If you’re having trouble conjuring the image of our state seal and motto, you’re not alone. On a recent afternoon in Downtown Crossing, only two out of about 15 people surveyed could describe what the state seal was, and no one knew what the state motto was. Both are depicted on our state flag, which you may have seen in schools, government buildings, or parades.
The current seal shows a Native American man standing before a blue shield, a bow in one hand and a downward pointing arrow in the other; above him is a broadsword brandished by an upraised arm. The Latin motto translates to “By the sword we seek peace, but peace only under liberty.”
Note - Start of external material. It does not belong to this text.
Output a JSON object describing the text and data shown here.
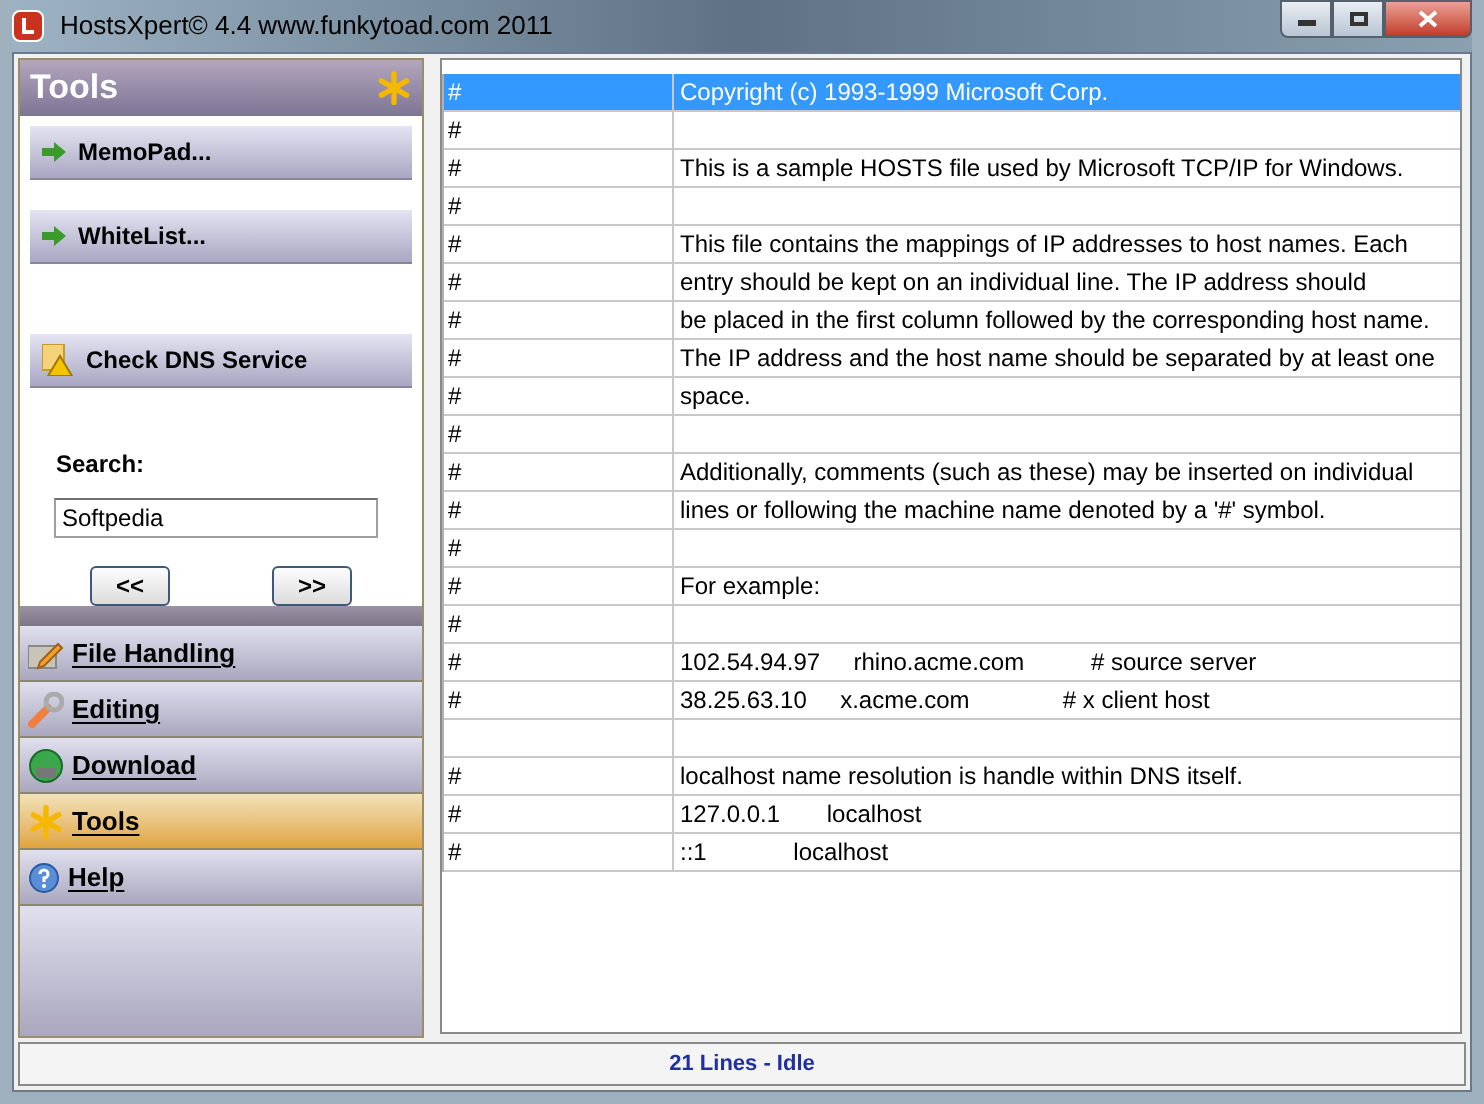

But that could change soon. Activists have been fighting for roughly 40 years to rethink the image, which many find offensive and degrading to Indigenous people. And in May, a special commission voted unanimously to recommend replacing the state’s seal and motto — and, by extension, the state flag.
But sharp divisions still exist among the 19-member Special Commission on the Official Seal and Motto of the Commonwealth. One Indigenous member of the commission said he immediately regretted his vote and worries that an important piece of Native American history will be lost.
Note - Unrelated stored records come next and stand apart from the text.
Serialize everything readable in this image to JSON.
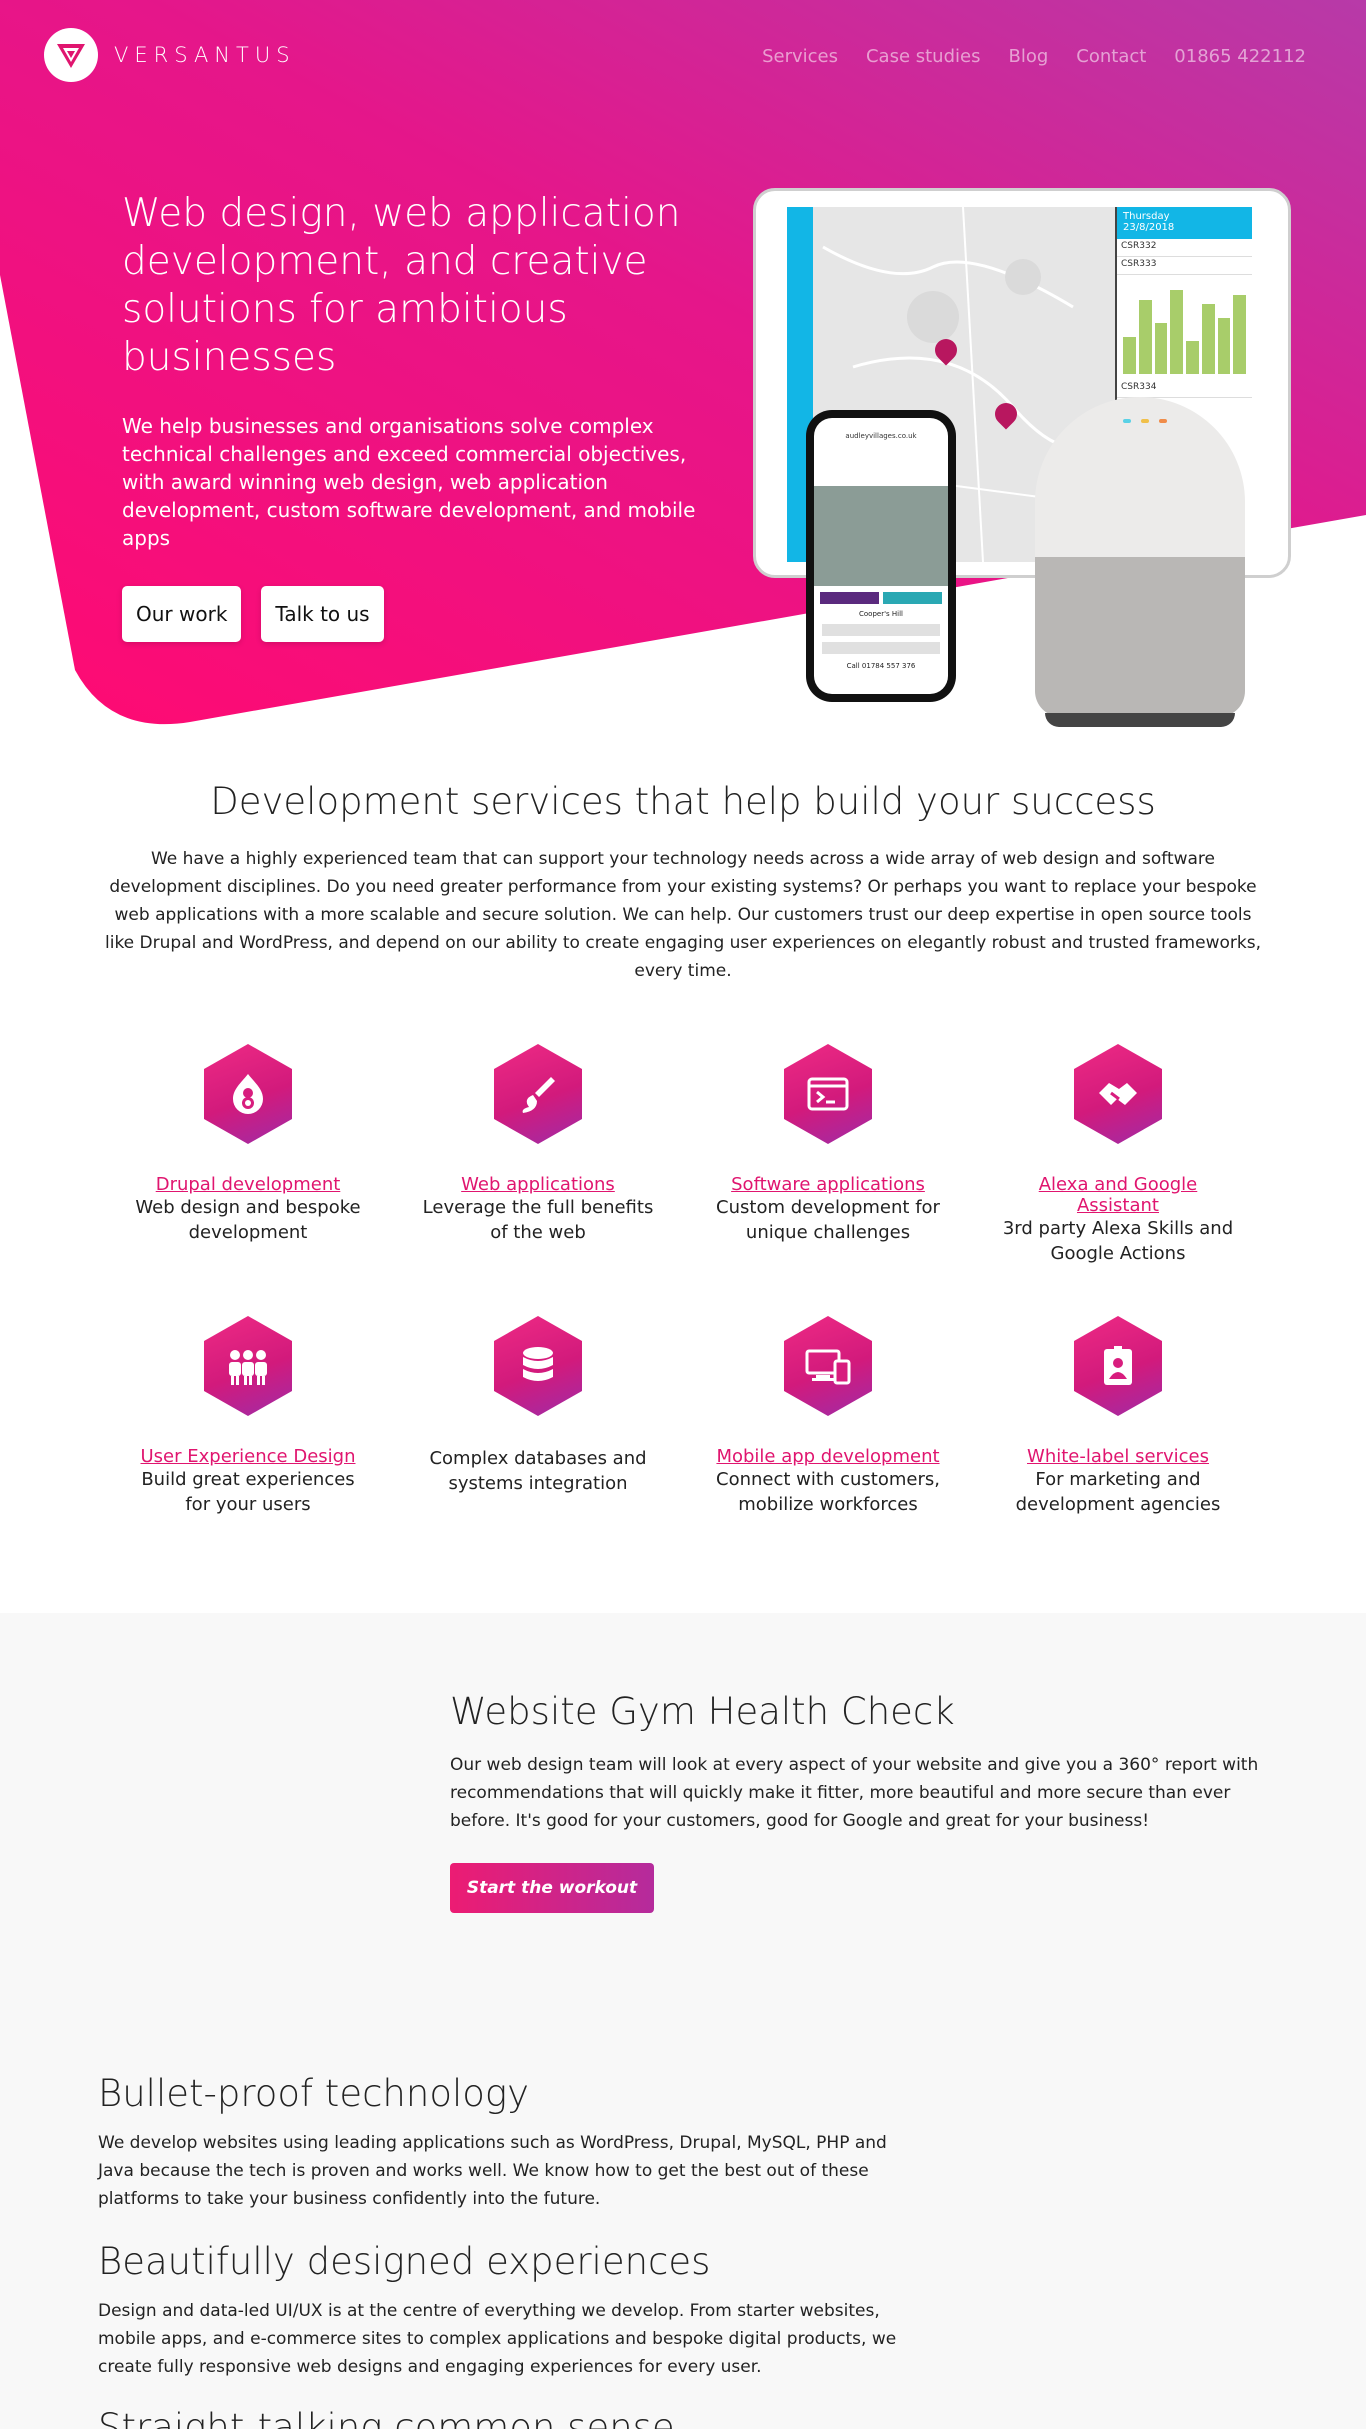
{
  "brand": {
    "name": "VERSANTUS"
  },
  "nav": {
    "items": [
      "Services",
      "Case studies",
      "Blog",
      "Contact",
      "01865 422112"
    ]
  },
  "hero": {
    "title": "Web design, web application development, and creative solutions for ambitious businesses",
    "subtitle": "We help businesses and organisations solve complex technical challenges and exceed commercial objectives, with award winning web design, web application development, custom software development, and mobile apps",
    "btn_work": "Our work",
    "btn_talk": "Talk to us"
  },
  "devices": {
    "tablet_day": "Thursday",
    "tablet_date": "23/8/2018",
    "rows": [
      "CSR332",
      "CSR333",
      "CSR334"
    ],
    "phone_url": "audleyvillages.co.uk",
    "phone_title": "Cooper's Hill",
    "phone_call": "Call 01784 557 376"
  },
  "services": {
    "title": "Development services that help build your success",
    "text": "We have a highly experienced team that can support your technology needs across a wide array of web design and software development disciplines. Do you need greater performance from your existing systems? Or perhaps you want to replace your bespoke web applications with a more scalable and secure solution. We can help. Our customers trust our deep expertise in open source tools like Drupal and WordPress, and depend on our ability to create engaging user experiences on elegantly robust and trusted frameworks, every time.",
    "cards": [
      {
        "icon": "drupal-icon",
        "link": "Drupal development",
        "text": "Web design and bespoke development"
      },
      {
        "icon": "brush-icon",
        "link": "Web applications",
        "text": "Leverage the full benefits of the web"
      },
      {
        "icon": "terminal-icon",
        "link": "Software applications",
        "text": "Custom development for unique challenges"
      },
      {
        "icon": "handshake-icon",
        "link": "Alexa and Google Assistant",
        "text": "3rd party Alexa Skills and Google Actions"
      },
      {
        "icon": "users-icon",
        "link": "User Experience Design",
        "text": "Build great experiences for your users"
      },
      {
        "icon": "database-icon",
        "link": "",
        "text": "Complex databases and systems integration"
      },
      {
        "icon": "devices-icon",
        "link": "Mobile app development",
        "text": "Connect with customers, mobilize workforces"
      },
      {
        "icon": "id-badge-icon",
        "link": "White-label services",
        "text": "For marketing and development agencies"
      }
    ]
  },
  "gym": {
    "title": "Website Gym Health Check",
    "text": "Our web design team will look at every aspect of your website and give you a 360° report with recommendations that will quickly make it fitter, more beautiful and more secure than ever before. It's good for your customers, good for Google and great for your business!",
    "button": "Start the workout"
  },
  "features": [
    {
      "title": "Bullet-proof technology",
      "text": "We develop websites using leading applications such as WordPress, Drupal, MySQL, PHP and Java because the tech is proven and works well. We know how to get the best out of these platforms to take your business confidently into the future."
    },
    {
      "title": "Beautifully designed experiences",
      "text": "Design and data-led UI/UX is at the centre of everything we develop. From starter websites, mobile apps, and e-commerce sites to complex applications and bespoke digital products, we create fully responsive web designs and engaging experiences for every user."
    },
    {
      "title": "Straight-talking common sense",
      "text": ""
    }
  ],
  "colors": {
    "pink": "#ff0a7a",
    "purple": "#b73aa8",
    "link": "#e0156f"
  }
}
The commission has requested to have until March 31, 2023 to develop suggestions for the new seal and motto.
Meanwhile, at Downtown Crossing, we asked some passersby what they thought should be depicted in the state seal. Respondents suggested everything from a picture of Boston Harbor to a Thanksgiving-themed flag. Neicy Mendes, 13, said she thinks it should include a pigeon — “I feel like you see them a lot” — while Josephine Phillip, 74, suggested something like the mayflower, the Massachusetts state flower. Bruce Paolozz, 52, thought the state flag should honor Massachusetts education. “This is like the heart of education for America,” he said, “so I think a book is more appropriate.”
Now we’re asking readers: What do you think the state seal and flag should look like? Should it include Native American representation? If so, should it be a historical figure? Or should the design involve natural elements such as the state tree (the American Elm) or state bird (the black-capped chickadee)?
Let us know by filling out the survey below, and if you have a design idea, upload it, or send us a sketch at firstname.lastname@example.org. (We may reach out for a future article.)
Serena Puang can be reached at email@example.com. Follow her on Twitter @SerenaPuang. Brittany Bowker can be reached at firstname.lastname@example.org. Follow her on Twitter @brittbowker and on Instagram @brittbowker.